  4. 11:16 It is likely that Thomas was expressing pessimism about the fate of Jesus going back into the region where he was threatened with death.
  5. 11:19 Or “Jews.”
  6. 11:24 Or “at the last day.”
  7. 11:25 The words I am in the Aramaic are a clear statement of Christ’s deity: “I am the living God, the Resurrection and the Life!”
  8. 11:25 The Aramaic uses a word that is related linguistically to the name Noah, who was symbolically “resurrected” from the flood as the life-giver to those who repopulated the earth. Resurrection is superior to life, for life can be defeated and ended. But resurrection overcomes. Life is the power to exist, but resurrection is the power to conquer all, even death itself. Believers must learn to live in Christ our Life, but also, Christ our Resurrection to conquer all things. See Phil. 3:10.
  9. 11:26 This is very emphatic in the Greek, “never die forever!”
  10. 11:26 John presents Jesus as the great Savior who saves us from sin (John 8), blindness (John 9–10), and death (John 11).
  11. 11:28 This is one of the most beautiful things that ever could be said to you: “The Master is here and he’s asking for you.” Mary’s response must be ours: “she quickly went off to find him” (v. 29).
  12. 11:31 The Aramaic is “Mary’s friends who loved her.”
  13. 11:33 The Greek word used here (enebrimēsato) can also mean “indignant and stirred with anger.” Was he angry at the mourners? Not at all. He was angry over the work of the devil in taking the life of his friend, Lazarus. The Aramaic, however, has no connotation of indignation, only tenderness and compassion (lit. “his heart melted with compassion”).
  14. 11:36 The Aramaic is “how much mercy he felt for Lazarus.”
  15. 11:40 Or “you would see the glory of God.”
  16. 11:41 Resurrection power is released when we give thanks to God. Jesus stood at Lazarus’ tomb and gave thanks, then commanded him to arise. Giving thanks to God has more power than you can ever imagine. Have you stopped to thank God yet today?
  17. 11:44 Burial customs in the ancient Near East were to wrap the corpse in white cotton cloths from the neck to the feet. The head was then covered with a large handkerchief.
  18. 11:45 Or “Jews.”

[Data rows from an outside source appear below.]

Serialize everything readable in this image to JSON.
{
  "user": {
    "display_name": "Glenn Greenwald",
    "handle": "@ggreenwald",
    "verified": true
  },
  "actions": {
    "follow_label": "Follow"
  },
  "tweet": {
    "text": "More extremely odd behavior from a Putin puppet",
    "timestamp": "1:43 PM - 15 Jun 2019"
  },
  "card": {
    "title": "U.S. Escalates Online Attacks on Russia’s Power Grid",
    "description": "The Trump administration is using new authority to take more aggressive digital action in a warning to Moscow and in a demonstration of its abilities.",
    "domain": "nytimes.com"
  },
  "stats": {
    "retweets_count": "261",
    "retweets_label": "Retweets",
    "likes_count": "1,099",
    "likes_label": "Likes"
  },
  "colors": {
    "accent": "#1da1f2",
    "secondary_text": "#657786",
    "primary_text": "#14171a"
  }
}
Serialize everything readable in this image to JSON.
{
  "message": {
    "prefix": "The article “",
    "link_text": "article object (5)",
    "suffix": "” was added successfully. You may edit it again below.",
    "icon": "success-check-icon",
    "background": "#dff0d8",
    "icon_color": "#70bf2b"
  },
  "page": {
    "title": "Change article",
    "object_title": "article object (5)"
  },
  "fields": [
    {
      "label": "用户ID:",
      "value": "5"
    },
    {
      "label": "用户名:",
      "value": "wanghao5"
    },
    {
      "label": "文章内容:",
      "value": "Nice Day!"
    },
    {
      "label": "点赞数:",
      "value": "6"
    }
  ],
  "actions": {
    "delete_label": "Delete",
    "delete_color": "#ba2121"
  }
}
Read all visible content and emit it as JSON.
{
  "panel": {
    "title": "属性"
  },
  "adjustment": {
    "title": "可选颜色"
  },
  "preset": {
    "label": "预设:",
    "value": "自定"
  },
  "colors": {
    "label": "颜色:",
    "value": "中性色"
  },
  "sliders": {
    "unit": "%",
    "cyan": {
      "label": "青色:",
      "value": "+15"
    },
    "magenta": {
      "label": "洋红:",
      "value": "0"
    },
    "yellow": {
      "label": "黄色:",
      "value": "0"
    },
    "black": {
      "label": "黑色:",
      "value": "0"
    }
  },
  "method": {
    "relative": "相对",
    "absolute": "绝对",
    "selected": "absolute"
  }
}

  19. 11:47 Or “the Sanhedrin.” This was the Great Sanhedrin, equivalent to a Jewish court, which would be comprised of seventy men who would judge Jewish religious matters.
  20. 11:48 As translated from the Aramaic. The Greek is translated “our place [position] and our nation.” “Our place” could refer to the temple.
  21. 11:51 As translated from the Aramaic.
  22. 11:52 See Isa. 49:6.
  23. 11:54 The Aramaic can be translated “the fortress city of Ephraim” or “the mill called Ephraim.” Ephraim means “double fruitfulness.” Some believe this location is the present town of Et-Taiyibeh, which would make it about fourteen miles (twenty-two kilometers) northeast of Jerusalem.